The macula in the center of the retina is responsible for detailed vision. Overuse of the central vision leads to weakening of the macula, resulting in much loss of detailed vision.
Increasing peripheral vision will decrease the use of central vision, and hence instrumental in protecting the macula and enhancing detailed vision, which is critical to good vision.
Cut small black rectangular cards in different sizes (2”x 2”; 2”x3”; 2”x5”) from construction paper. Tape the card to the top of the bridge of your nose, covering part of both eyes.
Sit or stand, and look through the smallest black rectangular card in front of your eyes, while turning your head from side to side.
Notice that your surrounding seems to be “moving” in the opposite direction.
Stop turning your head, and close your eyes for a minute or two. Now, visualize the previous “moving surrounding” in your mind’s eye.
Open your eyes again, and move or wave your hands on both sides of your ears.

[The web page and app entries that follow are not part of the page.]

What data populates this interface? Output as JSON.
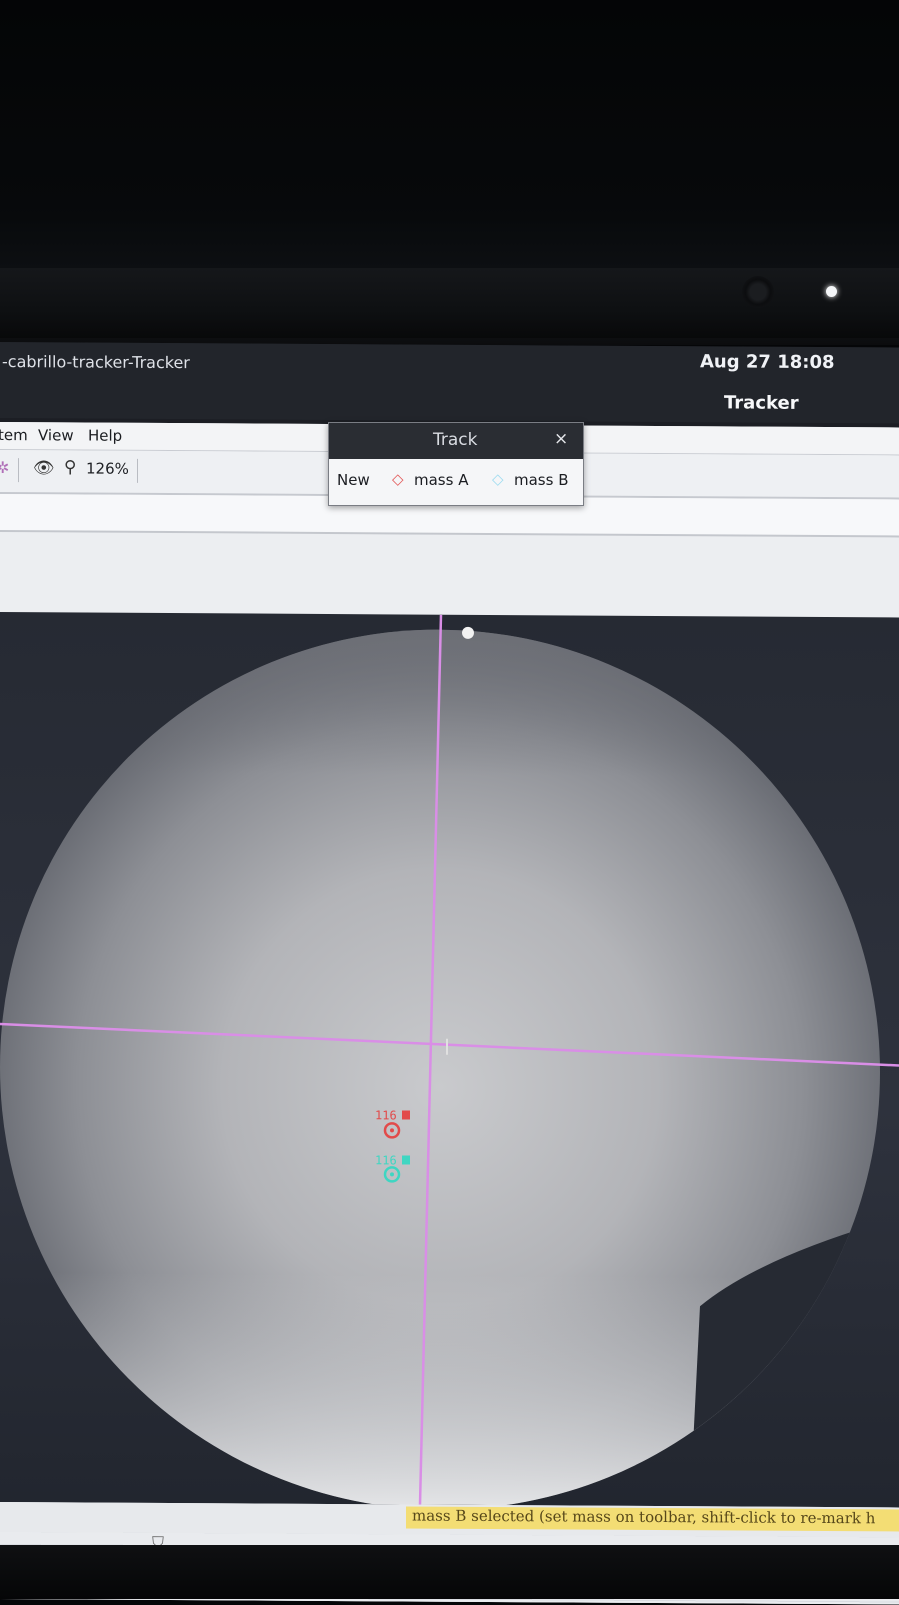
{
  "desktop": {
    "window_title": "-cabrillo-tracker-Tracker",
    "clock": "Aug 27  18:08",
    "app_name": "Tracker"
  },
  "menu": {
    "items": [
      "tem",
      "View",
      "Help"
    ]
  },
  "toolbar": {
    "star_icon": "sparkle-icon",
    "eye_icon": "eye-icon",
    "zoom_icon": "magnifier-icon",
    "zoom": "126%"
  },
  "track_dialog": {
    "title": "Track",
    "close": "×",
    "new_label": "New",
    "mass_a_icon": "◇",
    "mass_a": "mass A",
    "mass_b_icon": "◇",
    "mass_b": "mass B"
  },
  "video": {
    "axes_color": "#d98ee6",
    "mass_a_label": "116",
    "mass_a_color": "#e24a4a",
    "mass_b_label": "116",
    "mass_b_color": "#3fd6c2"
  },
  "status": {
    "message": "mass B selected (set mass on toolbar, shift-click to re-mark h"
  }
}
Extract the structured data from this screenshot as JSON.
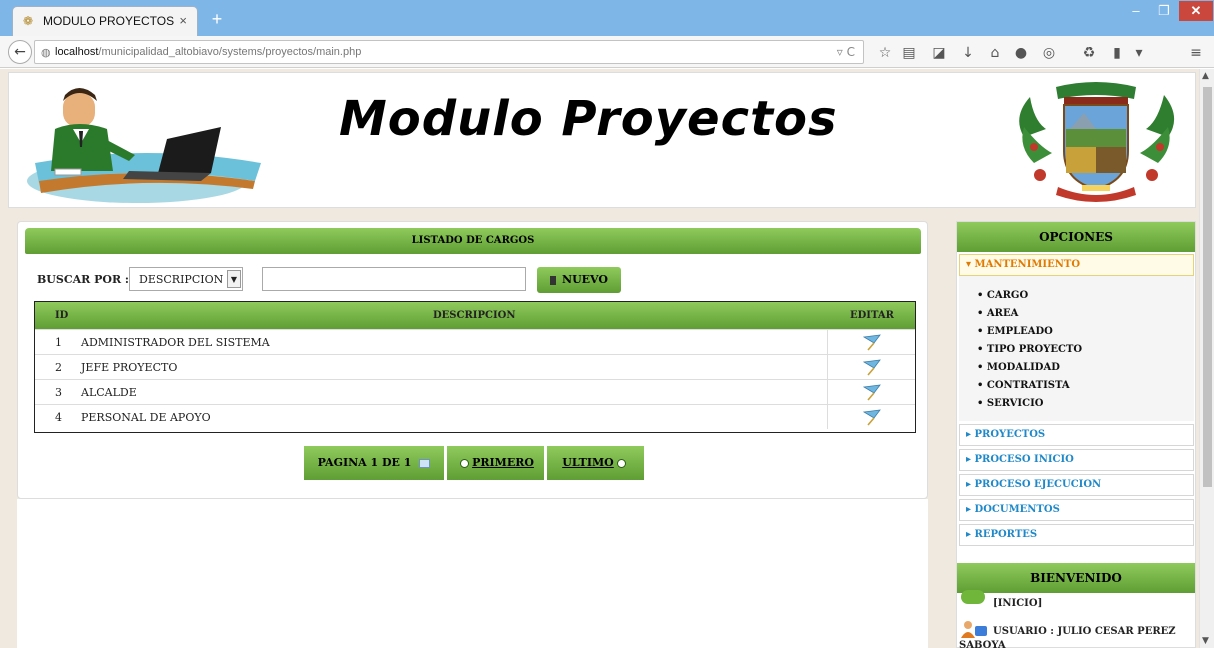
{
  "browser": {
    "tab_title": "MODULO PROYECTOS",
    "tab_close": "×",
    "new_tab": "+",
    "url_host": "localhost",
    "url_path": "/municipalidad_altobiavo/systems/proyectos/main.php",
    "window_controls": {
      "minimize": "–",
      "maximize": "❐",
      "close": "✕"
    }
  },
  "header": {
    "title": "Modulo Proyectos",
    "left_image": "office-worker-laptop-illustration",
    "right_image": "municipal-coat-of-arms"
  },
  "listado": {
    "title": "LISTADO DE CARGOS",
    "search_label": "BUSCAR POR :",
    "search_field_selected": "DESCRIPCION",
    "search_value": "",
    "nuevo_label": "NUEVO",
    "columns": {
      "id": "ID",
      "descripcion": "DESCRIPCION",
      "editar": "EDITAR"
    },
    "rows": [
      {
        "id": "1",
        "descripcion": "ADMINISTRADOR DEL SISTEMA"
      },
      {
        "id": "2",
        "descripcion": "JEFE PROYECTO"
      },
      {
        "id": "3",
        "descripcion": "ALCALDE"
      },
      {
        "id": "4",
        "descripcion": "PERSONAL DE APOYO"
      }
    ],
    "pager": {
      "page_info": "PAGINA 1 DE 1",
      "first": "PRIMERO",
      "last": "ULTIMO"
    }
  },
  "sidebar": {
    "title": "OPCIONES",
    "open_section": "MANTENIMIENTO",
    "open_items": [
      "CARGO",
      "AREA",
      "EMPLEADO",
      "TIPO PROYECTO",
      "MODALIDAD",
      "CONTRATISTA",
      "SERVICIO"
    ],
    "sections": [
      "PROYECTOS",
      "PROCESO INICIO",
      "PROCESO EJECUCION",
      "DOCUMENTOS",
      "REPORTES"
    ],
    "welcome_title": "BIENVENIDO",
    "inicio": "[INICIO]",
    "usuario_line1": "USUARIO : JULIO CESAR PEREZ",
    "usuario_line2": "SABOYA"
  },
  "colors": {
    "accent_green": "#6cab40",
    "link_blue": "#1e88c9",
    "active_orange": "#e07a00"
  }
}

Notice your moving hands, which are now stimulating your peripheral cells.
Stop waving your hands, and close your eyes. Now, visualize the movement of your hands in your mind’s eye.

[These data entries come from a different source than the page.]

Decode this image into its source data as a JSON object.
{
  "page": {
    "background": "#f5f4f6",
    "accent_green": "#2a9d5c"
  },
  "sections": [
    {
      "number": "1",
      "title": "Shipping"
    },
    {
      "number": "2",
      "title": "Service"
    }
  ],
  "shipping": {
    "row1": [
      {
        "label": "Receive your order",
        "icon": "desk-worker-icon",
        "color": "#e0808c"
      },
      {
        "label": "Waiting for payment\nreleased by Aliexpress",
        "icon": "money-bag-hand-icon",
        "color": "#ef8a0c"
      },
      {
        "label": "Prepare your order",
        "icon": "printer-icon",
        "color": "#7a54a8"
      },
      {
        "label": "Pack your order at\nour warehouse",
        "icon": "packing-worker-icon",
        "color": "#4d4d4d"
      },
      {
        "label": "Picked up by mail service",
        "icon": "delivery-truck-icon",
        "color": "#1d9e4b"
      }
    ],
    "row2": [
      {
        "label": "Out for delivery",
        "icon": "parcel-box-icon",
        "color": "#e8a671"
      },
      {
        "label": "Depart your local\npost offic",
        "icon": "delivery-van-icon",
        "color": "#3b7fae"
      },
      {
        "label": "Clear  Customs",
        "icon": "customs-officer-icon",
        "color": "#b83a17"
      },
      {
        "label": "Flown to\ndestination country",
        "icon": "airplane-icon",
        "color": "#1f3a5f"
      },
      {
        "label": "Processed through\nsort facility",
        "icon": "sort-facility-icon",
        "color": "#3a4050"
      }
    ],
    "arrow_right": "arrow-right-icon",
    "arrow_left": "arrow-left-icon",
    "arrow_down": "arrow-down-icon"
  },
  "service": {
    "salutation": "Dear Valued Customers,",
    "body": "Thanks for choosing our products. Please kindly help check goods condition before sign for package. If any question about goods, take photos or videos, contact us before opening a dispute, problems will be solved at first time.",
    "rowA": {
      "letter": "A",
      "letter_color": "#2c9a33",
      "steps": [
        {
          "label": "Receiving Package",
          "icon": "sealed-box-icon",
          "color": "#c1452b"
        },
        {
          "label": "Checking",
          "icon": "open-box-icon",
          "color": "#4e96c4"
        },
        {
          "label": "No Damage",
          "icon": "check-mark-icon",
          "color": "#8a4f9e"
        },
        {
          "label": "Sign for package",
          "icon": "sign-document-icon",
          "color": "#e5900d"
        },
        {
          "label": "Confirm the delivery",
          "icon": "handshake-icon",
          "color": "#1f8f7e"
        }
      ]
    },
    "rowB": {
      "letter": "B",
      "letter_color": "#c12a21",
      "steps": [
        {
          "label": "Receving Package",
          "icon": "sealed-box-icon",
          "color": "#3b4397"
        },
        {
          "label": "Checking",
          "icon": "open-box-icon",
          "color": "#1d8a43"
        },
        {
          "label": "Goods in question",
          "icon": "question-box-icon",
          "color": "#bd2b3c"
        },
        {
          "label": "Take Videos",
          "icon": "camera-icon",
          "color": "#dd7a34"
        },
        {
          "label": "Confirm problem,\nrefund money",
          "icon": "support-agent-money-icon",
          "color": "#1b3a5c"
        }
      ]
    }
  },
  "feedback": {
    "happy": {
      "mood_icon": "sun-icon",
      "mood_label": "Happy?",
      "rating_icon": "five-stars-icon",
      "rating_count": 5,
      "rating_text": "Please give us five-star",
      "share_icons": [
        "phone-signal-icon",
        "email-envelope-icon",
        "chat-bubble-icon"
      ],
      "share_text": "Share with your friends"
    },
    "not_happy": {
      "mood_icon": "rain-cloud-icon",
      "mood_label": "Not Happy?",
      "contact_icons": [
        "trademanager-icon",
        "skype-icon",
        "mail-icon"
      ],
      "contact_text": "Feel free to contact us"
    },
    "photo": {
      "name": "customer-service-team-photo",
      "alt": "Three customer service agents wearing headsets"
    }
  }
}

Repeat the above with the mid-size and then the large-size black rectangular cards.
By partially covering the eyes, your mind enables your eyes to pay more attention to what is on both sides, and hence stimulates your peripheral vision. After each exercise, you will see that your vision has “expanded” and has become “broad.” By strengthening your peripheral vision, you indirectly reduce your use of central vision, and hence protecting your macula from deterioration and degeneration.
AWARENESS: Train your eyes to see what is on both sides of your eyes.
Copyright© by Stephen Lau